North China Travel Guide
Largely overlooked by visitors to this part of the world, North China has retained its mysterious atmosphere and feels quite different to many parts of China, making it an interesting place to explore.
North China begins just above Beijing and includes a large number of towns, cities and provinces. This area of the country can get rather cold during the winter, so it is a good idea to visit during the summer months. However, this is also when most Chinese children take their summer holidays, so it is best to book hotels and transport in popular area in advance.
North East China is usually referred to as dong bei in Chinese. Largely covered with lush forest, there are a number of natural beauty spots here such as Tian Chi, which is one of the country’s most spiritual lakes. There are three northeastern Chinese provinces; Jilan, Heilongjiang and Liaoning, all of which have a distinctly different feel.
Those who enjoy winter sports such as ice hockey, ice skating and tobogganing will want to visit northeast China during the winter. There are some great venues here for practicing sports and a number of Chinese athletes practice here before taking part in major competitions.
When it comes to eating, North Chinese cuisine has been influenced by a number of different influences such as Japanese, Russian and Manchurian and despite not being able to find a large number of international restaurants in this region of the world, North Chinese dishes are diverse enough to offer plenty of interesting options.
Although North China doesn’t have as many famous monuments and tourists attractions as other parts of the country, it is hard to beat this region in terms of natural beauty. There are dozens of prominent beauty spots to explore here such as Benxi Shuidong National Park which features a pretty river in a cavern, Changbaishan National Nature Reserve, Jingpohu National Forest Park, Qianshan National Park and Wudalianchi National Forest Park, with its luxurious health spa on site.
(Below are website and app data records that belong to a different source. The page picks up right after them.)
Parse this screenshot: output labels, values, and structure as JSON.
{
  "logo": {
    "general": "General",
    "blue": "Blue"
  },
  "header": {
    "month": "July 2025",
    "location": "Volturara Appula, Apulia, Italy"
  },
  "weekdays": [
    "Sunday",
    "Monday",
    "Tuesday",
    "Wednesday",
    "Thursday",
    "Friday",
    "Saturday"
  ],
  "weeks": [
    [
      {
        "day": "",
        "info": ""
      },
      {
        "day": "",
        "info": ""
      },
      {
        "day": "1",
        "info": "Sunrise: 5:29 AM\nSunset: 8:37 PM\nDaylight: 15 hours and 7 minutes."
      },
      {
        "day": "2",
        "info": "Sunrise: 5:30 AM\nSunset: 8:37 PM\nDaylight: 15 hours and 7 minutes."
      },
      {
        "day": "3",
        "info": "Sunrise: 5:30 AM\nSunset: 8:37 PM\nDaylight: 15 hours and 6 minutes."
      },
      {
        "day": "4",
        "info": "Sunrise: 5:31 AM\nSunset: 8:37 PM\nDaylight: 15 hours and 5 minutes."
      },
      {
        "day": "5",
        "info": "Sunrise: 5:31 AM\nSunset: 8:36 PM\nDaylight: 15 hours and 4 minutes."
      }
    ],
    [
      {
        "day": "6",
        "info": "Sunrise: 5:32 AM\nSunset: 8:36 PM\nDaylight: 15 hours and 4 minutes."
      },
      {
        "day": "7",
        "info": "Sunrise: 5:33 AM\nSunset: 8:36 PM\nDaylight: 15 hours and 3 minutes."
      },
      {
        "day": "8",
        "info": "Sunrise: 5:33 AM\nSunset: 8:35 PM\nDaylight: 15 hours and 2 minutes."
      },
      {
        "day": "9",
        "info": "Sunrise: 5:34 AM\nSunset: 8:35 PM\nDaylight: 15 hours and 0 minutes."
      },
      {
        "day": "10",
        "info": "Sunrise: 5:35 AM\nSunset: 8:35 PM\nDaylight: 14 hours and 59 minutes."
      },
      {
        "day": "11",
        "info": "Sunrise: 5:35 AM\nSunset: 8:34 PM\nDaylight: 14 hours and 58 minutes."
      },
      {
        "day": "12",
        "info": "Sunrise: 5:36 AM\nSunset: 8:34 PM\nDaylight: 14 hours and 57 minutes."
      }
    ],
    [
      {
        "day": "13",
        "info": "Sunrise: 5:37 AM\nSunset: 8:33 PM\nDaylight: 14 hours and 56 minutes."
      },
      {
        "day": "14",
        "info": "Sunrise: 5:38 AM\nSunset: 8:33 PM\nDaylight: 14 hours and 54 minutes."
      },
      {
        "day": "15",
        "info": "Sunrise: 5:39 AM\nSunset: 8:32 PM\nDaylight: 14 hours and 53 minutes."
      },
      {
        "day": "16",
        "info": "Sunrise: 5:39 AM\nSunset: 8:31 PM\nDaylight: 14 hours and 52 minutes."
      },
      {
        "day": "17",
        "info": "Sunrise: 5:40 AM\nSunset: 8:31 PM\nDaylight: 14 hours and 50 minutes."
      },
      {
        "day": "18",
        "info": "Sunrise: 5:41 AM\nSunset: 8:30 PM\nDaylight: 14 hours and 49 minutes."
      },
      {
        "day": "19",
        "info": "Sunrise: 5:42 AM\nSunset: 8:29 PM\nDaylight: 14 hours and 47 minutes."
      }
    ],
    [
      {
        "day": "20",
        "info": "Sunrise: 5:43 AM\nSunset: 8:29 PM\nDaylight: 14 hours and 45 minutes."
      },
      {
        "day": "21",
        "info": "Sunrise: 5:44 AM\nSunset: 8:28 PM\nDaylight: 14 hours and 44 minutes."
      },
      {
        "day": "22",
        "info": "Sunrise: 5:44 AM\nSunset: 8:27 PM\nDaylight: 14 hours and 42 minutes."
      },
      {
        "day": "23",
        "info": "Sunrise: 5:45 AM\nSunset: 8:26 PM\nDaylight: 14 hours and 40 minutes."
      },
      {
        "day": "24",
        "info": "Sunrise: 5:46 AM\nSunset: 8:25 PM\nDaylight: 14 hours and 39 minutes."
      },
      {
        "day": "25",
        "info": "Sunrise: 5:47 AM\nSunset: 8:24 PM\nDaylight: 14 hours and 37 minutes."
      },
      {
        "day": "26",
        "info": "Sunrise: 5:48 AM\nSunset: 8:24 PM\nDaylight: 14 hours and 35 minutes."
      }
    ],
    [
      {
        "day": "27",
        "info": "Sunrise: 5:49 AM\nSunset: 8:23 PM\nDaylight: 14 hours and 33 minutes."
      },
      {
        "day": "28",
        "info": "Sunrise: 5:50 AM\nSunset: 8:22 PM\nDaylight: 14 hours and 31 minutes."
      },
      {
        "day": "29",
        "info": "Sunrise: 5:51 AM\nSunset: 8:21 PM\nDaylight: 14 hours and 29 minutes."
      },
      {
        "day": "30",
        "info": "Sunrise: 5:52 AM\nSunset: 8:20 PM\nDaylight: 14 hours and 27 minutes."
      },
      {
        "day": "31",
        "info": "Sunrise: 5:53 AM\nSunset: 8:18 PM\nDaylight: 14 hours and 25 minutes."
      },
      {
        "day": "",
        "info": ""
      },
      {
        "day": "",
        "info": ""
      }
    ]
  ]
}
Those who want to spend some time in the city should head to Shenyang, which was the former Manchu capital. As well as all the colorful temples, monuments, hotels and restaurants you would expect to find in a large and vibrant city, there are a number of other interesting attractions here. Opened just last year, Royal Ocean World features a large number of aquariums and other displays such as the animal theatre known as Narnian Castle and the Century Forest, which is home to collections of reptiles.
Another interesting city in North China is Dalian, which is situated in Liaoning Province. There are a number of beaches to the south and east of the city, which are pretty places to relax and swim. The beauty of this region is that there are few Western tourists and those who arrive mid-week can almost have the beach to themselves.
Contrary to expectations, getting around North China is actually pretty simple as there are strong road and rail connections between major towns and cities. There are even four international airports here as well as several domestic airports. However, the language barrier can pose a bit of a problem and many people choose to hire a guard to make the experience of exploring go smoothly.
Getting There & Away
North China has four main international airports; Dalian, Changchun, Harbin and Shenyang. Most visitors will probably arrive in Shenyan as there are direct flights from a number of destinations such as the USA, Australia, Japan and Germany. There are regular buses and trains from Shenyan to a large number of towns and cities in north China such as Harbin (7 hours), Dalian (6 hours), and Dandong, while Beijing is an 8-hour train journey away.